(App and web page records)

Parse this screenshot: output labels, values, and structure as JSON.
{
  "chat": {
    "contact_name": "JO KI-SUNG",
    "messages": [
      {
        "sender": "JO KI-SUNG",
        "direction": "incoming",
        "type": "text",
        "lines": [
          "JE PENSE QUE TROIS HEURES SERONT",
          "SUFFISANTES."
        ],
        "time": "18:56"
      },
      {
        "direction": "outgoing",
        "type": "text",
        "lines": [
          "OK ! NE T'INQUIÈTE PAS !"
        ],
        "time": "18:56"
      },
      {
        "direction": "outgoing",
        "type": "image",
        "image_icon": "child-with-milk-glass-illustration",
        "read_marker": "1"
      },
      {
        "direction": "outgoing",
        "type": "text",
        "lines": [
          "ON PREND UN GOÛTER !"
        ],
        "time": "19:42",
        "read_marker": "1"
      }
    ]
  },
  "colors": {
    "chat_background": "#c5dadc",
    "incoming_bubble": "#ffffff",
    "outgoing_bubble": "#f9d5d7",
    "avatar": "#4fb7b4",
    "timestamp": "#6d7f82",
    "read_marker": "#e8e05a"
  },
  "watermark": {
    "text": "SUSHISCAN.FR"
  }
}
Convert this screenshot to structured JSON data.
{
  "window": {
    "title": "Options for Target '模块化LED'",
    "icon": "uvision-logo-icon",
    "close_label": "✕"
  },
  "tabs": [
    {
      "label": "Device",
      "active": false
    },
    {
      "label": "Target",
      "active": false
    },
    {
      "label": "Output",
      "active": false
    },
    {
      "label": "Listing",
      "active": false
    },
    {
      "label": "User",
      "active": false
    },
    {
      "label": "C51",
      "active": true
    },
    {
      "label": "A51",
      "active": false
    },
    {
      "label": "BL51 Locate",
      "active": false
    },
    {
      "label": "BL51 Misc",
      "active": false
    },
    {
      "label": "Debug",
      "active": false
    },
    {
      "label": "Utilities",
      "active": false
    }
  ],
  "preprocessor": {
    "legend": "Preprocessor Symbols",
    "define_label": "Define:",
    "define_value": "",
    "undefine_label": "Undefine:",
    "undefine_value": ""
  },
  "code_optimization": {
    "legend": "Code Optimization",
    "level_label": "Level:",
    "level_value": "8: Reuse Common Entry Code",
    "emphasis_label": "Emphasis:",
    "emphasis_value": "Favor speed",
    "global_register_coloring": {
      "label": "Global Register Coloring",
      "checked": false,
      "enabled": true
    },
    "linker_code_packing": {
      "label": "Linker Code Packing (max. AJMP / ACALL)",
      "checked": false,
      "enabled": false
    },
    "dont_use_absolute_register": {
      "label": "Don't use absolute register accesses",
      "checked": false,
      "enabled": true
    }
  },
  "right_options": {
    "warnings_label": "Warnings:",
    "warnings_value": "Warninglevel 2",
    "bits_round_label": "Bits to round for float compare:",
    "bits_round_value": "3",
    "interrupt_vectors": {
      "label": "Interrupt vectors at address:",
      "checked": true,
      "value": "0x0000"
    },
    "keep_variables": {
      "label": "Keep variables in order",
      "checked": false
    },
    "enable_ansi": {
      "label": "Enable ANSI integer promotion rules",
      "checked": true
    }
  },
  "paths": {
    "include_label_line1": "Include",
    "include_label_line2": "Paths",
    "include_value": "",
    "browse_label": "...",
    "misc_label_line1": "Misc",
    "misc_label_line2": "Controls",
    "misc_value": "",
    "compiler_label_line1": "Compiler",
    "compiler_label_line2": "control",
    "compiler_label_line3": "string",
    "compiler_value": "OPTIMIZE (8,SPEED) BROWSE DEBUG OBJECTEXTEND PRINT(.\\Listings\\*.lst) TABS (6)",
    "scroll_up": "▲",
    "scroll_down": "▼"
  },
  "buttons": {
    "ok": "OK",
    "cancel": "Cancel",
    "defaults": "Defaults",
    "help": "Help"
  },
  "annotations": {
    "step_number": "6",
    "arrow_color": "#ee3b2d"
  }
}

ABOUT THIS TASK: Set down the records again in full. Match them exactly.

RESPONSE BELOW:
Parse this screenshot: output labels, values, and structure as JSON.
{
  "chat": {
    "contact_name": "JO KI-SUNG",
    "messages": [
      {
        "sender": "JO KI-SUNG",
        "direction": "incoming",
        "type": "text",
        "lines": [
          "JE PENSE QUE TROIS HEURES SERONT",
          "SUFFISANTES."
        ],
        "time": "18:56"
      },
      {
        "direction": "outgoing",
        "type": "text",
        "lines": [
          "OK ! NE T'INQUIÈTE PAS !"
        ],
        "time": "18:56"
      },
      {
        "direction": "outgoing",
        "type": "image",
        "image_icon": "child-with-milk-glass-illustration",
        "read_marker": "1"
      },
      {
        "direction": "outgoing",
        "type": "text",
        "lines": [
          "ON PREND UN GOÛTER !"
        ],
        "time": "19:42",
        "read_marker": "1"
      }
    ]
  },
  "colors": {
    "chat_background": "#c5dadc",
    "incoming_bubble": "#ffffff",
    "outgoing_bubble": "#f9d5d7",
    "avatar": "#4fb7b4",
    "timestamp": "#6d7f82",
    "read_marker": "#e8e05a"
  },
  "watermark": {
    "text": "SUSHISCAN.FR"
  }
}
Convert this screenshot to structured JSON data.
{
  "window": {
    "title": "Options for Target '模块化LED'",
    "icon": "uvision-logo-icon",
    "close_label": "✕"
  },
  "tabs": [
    {
      "label": "Device",
      "active": false
    },
    {
      "label": "Target",
      "active": false
    },
    {
      "label": "Output",
      "active": false
    },
    {
      "label": "Listing",
      "active": false
    },
    {
      "label": "User",
      "active": false
    },
    {
      "label": "C51",
      "active": true
    },
    {
      "label": "A51",
      "active": false
    },
    {
      "label": "BL51 Locate",
      "active": false
    },
    {
      "label": "BL51 Misc",
      "active": false
    },
    {
      "label": "Debug",
      "active": false
    },
    {
      "label": "Utilities",
      "active": false
    }
  ],
  "preprocessor": {
    "legend": "Preprocessor Symbols",
    "define_label": "Define:",
    "define_value": "",
    "undefine_label": "Undefine:",
    "undefine_value": ""
  },
  "code_optimization": {
    "legend": "Code Optimization",
    "level_label": "Level:",
    "level_value": "8: Reuse Common Entry Code",
    "emphasis_label": "Emphasis:",
    "emphasis_value": "Favor speed",
    "global_register_coloring": {
      "label": "Global Register Coloring",
      "checked": false,
      "enabled": true
    },
    "linker_code_packing": {
      "label": "Linker Code Packing (max. AJMP / ACALL)",
      "checked": false,
      "enabled": false
    },
    "dont_use_absolute_register": {
      "label": "Don't use absolute register accesses",
      "checked": false,
      "enabled": true
    }
  },
  "right_options": {
    "warnings_label": "Warnings:",
    "warnings_value": "Warninglevel 2",
    "bits_round_label": "Bits to round for float compare:",
    "bits_round_value": "3",
    "interrupt_vectors": {
      "label": "Interrupt vectors at address:",
      "checked": true,
      "value": "0x0000"
    },
    "keep_variables": {
      "label": "Keep variables in order",
      "checked": false
    },
    "enable_ansi": {
      "label": "Enable ANSI integer promotion rules",
      "checked": true
    }
  },
  "paths": {
    "include_label_line1": "Include",
    "include_label_line2": "Paths",
    "include_value": "",
    "browse_label": "...",
    "misc_label_line1": "Misc",
    "misc_label_line2": "Controls",
    "misc_value": "",
    "compiler_label_line1": "Compiler",
    "compiler_label_line2": "control",
    "compiler_label_line3": "string",
    "compiler_value": "OPTIMIZE (8,SPEED) BROWSE DEBUG OBJECTEXTEND PRINT(.\\Listings\\*.lst) TABS (6)",
    "scroll_up": "▲",
    "scroll_down": "▼"
  },
  "buttons": {
    "ok": "OK",
    "cancel": "Cancel",
    "defaults": "Defaults",
    "help": "Help"
  },
  "annotations": {
    "step_number": "6",
    "arrow_color": "#ee3b2d"
  }
}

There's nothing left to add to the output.